Task instructions >>
Each line of the entries below that includes "value" belongs in your answer.

Page and application data records
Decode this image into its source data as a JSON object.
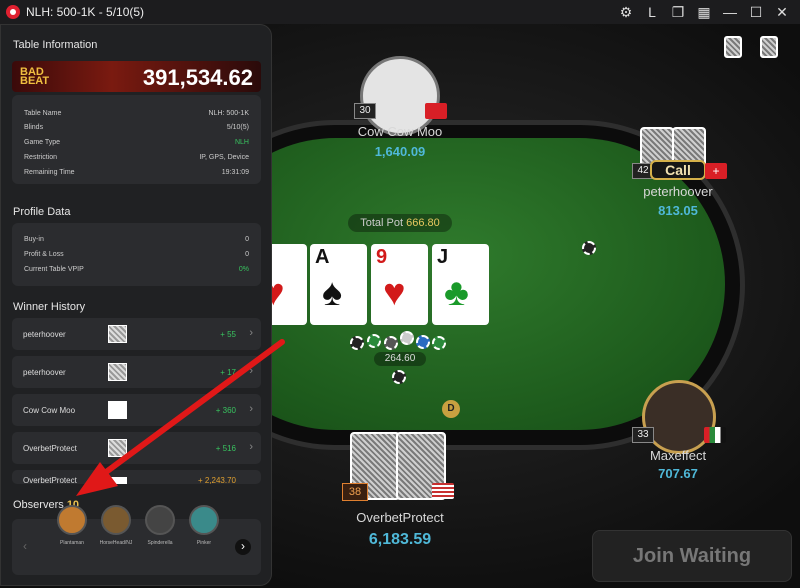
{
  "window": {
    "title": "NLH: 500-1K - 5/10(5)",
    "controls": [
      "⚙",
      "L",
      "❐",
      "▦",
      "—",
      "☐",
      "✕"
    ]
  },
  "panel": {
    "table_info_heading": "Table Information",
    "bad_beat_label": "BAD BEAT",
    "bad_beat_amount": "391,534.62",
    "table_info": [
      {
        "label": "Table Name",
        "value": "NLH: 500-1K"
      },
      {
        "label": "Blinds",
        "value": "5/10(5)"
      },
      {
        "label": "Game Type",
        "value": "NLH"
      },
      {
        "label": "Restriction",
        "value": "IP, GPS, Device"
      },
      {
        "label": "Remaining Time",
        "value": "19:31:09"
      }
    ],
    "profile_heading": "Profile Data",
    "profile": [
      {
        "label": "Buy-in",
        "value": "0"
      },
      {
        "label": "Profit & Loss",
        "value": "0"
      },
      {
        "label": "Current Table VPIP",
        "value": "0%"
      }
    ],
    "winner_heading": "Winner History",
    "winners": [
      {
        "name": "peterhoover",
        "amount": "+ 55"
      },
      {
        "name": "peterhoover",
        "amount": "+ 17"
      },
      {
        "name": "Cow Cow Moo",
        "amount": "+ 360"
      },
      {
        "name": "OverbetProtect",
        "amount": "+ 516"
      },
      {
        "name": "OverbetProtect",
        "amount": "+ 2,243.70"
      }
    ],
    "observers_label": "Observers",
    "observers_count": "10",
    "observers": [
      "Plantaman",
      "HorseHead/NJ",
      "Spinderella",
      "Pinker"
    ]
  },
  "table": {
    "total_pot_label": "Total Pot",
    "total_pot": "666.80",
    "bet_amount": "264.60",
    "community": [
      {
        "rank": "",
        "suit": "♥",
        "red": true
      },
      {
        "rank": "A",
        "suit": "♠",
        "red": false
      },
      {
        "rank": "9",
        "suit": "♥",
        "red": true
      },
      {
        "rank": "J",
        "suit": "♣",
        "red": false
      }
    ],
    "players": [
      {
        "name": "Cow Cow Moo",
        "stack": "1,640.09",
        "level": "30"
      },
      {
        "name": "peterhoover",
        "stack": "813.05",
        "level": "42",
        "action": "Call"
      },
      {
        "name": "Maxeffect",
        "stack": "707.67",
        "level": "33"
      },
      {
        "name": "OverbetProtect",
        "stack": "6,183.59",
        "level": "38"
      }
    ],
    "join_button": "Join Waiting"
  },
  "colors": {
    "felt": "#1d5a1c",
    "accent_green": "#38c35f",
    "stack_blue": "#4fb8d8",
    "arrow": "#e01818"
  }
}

Expected answer >>
        "value": "NLH: 500-1K"
        "value": "5/10(5)"
        "value": "NLH"
        "value": "IP, GPS, Device"
        "value": "19:31:09"
        "value": "0"
        "value": "0"
        "value": "0%"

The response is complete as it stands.